• [About this task]: Only the number is wanted: count the lines in the data with "gånger" in them.

• [Items from an interface collection]:
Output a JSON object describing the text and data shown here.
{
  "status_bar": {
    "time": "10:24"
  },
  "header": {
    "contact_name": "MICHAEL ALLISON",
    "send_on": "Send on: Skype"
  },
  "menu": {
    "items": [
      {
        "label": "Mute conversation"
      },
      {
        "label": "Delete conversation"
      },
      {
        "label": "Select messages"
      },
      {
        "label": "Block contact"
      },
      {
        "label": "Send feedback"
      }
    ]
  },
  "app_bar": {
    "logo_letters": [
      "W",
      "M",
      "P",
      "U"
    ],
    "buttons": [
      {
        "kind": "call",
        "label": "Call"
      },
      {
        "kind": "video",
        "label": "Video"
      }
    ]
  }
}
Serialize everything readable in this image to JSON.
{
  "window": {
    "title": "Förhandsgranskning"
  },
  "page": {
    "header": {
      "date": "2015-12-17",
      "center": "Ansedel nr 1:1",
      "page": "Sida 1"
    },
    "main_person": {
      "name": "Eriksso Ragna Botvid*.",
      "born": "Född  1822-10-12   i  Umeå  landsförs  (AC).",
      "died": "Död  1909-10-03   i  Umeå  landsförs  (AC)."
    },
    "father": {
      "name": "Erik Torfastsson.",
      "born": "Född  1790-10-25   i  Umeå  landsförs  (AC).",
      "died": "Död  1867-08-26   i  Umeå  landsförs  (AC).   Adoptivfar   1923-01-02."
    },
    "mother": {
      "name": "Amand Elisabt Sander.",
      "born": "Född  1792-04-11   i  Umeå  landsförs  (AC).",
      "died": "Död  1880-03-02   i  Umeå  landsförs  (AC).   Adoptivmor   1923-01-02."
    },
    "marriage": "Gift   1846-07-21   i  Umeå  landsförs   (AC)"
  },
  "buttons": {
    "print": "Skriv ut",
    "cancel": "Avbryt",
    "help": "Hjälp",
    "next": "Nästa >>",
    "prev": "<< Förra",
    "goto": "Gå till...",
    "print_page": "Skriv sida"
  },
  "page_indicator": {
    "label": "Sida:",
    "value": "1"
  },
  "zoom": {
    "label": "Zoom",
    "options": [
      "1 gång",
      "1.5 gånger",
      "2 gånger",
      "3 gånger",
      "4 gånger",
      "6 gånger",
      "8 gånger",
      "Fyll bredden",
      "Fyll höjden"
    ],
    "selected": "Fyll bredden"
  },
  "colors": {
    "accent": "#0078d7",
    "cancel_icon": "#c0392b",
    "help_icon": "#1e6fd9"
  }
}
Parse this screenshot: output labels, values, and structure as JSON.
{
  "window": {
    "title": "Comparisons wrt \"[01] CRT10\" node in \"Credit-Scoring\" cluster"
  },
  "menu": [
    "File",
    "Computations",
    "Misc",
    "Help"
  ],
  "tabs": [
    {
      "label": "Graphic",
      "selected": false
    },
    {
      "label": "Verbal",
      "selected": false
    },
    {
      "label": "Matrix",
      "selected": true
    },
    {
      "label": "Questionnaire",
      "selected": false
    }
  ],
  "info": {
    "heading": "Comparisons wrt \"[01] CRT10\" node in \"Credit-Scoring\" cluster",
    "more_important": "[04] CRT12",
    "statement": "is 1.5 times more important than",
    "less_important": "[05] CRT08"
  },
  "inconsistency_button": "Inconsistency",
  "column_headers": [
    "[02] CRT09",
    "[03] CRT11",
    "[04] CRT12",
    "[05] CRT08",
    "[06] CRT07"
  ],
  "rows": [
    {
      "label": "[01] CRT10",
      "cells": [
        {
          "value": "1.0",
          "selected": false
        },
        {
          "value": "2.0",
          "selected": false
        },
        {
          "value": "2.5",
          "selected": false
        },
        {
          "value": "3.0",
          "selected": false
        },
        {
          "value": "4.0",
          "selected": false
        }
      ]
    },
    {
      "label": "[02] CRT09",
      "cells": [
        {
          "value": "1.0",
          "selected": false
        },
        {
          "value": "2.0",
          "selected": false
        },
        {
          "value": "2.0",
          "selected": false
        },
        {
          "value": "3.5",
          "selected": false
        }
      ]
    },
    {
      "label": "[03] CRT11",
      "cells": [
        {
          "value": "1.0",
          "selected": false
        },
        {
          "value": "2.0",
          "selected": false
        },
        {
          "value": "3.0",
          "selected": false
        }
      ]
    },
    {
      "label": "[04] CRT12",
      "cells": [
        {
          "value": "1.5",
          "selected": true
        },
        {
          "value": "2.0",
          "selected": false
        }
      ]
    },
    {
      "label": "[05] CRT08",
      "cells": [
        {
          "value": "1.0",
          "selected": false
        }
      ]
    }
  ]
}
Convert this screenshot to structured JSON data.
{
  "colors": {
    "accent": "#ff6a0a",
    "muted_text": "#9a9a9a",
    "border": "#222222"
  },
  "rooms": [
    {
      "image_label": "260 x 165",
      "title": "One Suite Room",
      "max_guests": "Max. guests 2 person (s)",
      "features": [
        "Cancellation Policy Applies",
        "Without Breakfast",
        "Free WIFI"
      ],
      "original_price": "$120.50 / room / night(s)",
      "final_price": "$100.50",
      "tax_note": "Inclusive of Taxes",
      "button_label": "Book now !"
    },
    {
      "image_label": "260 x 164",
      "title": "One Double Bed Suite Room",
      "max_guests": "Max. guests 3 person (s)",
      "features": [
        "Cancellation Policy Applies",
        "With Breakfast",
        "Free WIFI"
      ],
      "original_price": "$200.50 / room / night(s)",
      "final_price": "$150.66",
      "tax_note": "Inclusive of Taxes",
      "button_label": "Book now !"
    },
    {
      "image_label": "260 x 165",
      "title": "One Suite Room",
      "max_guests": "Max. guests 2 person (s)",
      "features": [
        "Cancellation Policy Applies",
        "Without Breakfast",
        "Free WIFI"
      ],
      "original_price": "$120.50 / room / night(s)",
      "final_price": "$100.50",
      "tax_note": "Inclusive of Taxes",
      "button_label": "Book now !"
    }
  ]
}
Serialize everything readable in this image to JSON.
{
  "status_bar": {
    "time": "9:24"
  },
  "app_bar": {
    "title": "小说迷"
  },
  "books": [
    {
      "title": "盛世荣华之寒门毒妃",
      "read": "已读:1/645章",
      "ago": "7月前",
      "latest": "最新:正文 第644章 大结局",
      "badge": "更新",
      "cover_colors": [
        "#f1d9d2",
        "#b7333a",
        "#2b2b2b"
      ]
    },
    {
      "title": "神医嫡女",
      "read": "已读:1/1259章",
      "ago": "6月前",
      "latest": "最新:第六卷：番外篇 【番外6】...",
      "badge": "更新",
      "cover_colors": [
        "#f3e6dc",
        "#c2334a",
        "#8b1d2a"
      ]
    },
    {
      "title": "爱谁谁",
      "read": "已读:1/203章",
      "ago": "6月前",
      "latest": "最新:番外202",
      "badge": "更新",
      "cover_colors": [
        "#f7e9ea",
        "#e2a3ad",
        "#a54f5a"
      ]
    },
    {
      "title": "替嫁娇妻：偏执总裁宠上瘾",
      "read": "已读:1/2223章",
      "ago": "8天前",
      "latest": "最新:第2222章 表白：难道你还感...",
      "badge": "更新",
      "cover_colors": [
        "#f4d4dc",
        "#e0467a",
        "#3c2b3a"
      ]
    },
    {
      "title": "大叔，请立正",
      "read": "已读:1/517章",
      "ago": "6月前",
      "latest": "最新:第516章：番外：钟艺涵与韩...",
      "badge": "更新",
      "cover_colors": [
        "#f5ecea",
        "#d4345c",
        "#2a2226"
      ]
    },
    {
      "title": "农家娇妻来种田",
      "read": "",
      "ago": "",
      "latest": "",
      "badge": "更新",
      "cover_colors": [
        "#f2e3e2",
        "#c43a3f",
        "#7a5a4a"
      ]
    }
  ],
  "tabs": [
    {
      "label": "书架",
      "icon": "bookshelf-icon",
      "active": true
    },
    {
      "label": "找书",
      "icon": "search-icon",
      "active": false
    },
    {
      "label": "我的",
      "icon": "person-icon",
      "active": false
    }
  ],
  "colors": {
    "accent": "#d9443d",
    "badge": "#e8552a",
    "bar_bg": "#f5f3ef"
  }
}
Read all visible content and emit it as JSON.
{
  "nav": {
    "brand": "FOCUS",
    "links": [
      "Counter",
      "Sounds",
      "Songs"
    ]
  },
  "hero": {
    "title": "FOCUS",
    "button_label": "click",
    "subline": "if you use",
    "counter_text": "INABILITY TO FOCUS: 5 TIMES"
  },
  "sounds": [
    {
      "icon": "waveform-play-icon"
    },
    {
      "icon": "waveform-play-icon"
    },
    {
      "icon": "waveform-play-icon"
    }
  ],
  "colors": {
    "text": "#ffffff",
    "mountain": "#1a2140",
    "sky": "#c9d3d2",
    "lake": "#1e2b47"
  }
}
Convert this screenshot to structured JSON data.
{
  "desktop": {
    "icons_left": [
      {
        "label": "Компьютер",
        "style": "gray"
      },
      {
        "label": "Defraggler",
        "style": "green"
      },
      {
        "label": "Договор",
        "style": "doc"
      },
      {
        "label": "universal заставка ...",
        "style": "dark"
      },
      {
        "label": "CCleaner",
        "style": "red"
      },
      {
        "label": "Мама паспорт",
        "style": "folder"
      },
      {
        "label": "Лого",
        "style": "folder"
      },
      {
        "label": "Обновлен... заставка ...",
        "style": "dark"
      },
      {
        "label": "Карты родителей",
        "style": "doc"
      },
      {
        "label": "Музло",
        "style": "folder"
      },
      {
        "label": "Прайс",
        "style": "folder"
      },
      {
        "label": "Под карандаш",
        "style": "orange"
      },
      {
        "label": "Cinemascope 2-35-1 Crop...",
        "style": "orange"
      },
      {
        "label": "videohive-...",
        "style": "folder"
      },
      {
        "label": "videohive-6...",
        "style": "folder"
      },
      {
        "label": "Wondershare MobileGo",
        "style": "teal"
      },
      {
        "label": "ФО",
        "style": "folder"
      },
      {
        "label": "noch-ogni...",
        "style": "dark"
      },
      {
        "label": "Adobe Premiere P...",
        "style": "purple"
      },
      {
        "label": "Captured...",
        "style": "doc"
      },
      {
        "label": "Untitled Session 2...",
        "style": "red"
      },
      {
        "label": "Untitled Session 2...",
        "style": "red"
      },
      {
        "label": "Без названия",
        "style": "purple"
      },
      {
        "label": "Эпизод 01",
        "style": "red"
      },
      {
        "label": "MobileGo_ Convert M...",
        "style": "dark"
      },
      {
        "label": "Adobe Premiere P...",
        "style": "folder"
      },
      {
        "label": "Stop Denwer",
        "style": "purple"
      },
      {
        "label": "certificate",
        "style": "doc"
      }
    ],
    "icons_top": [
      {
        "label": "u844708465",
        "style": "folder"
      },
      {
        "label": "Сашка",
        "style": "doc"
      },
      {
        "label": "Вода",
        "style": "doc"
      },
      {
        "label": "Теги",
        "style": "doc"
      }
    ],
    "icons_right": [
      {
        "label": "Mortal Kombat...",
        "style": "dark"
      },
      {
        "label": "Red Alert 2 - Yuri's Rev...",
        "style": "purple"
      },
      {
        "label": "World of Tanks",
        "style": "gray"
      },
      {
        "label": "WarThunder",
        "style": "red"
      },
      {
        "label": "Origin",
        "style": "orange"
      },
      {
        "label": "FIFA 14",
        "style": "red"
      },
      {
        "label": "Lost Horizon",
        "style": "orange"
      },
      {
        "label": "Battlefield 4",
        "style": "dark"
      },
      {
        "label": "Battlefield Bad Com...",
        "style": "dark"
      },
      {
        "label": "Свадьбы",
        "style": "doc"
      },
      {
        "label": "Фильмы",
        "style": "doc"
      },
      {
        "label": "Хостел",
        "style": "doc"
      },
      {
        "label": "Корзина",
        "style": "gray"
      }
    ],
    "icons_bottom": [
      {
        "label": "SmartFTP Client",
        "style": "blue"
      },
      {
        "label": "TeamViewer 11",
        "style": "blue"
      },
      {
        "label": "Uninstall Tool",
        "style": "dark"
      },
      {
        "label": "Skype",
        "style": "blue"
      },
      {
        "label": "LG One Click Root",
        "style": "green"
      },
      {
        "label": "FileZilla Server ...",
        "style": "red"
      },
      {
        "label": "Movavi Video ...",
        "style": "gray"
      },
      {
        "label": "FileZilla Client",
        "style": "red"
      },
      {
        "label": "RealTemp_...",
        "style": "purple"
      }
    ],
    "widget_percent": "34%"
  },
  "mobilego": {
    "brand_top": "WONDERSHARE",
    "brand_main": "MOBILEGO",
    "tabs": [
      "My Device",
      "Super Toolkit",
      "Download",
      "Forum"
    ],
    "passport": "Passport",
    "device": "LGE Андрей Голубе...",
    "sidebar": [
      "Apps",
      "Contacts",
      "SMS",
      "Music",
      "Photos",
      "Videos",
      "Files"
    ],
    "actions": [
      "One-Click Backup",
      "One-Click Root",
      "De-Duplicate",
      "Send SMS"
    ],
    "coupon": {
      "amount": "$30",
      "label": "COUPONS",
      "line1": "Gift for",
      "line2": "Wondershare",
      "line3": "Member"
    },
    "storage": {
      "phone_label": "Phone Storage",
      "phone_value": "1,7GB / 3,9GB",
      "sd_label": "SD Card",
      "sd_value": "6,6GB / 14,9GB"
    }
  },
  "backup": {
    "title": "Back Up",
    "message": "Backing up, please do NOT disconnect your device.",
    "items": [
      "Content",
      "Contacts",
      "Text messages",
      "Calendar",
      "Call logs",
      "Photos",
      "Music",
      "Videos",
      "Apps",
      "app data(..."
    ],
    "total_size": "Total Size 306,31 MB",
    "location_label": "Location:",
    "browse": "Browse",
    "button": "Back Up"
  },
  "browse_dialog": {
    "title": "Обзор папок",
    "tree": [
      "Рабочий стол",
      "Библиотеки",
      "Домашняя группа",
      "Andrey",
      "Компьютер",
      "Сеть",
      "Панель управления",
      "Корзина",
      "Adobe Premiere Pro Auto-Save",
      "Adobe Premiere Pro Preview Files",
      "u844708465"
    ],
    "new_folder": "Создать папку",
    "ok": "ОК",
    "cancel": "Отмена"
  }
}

• [Result for this exercise]: 6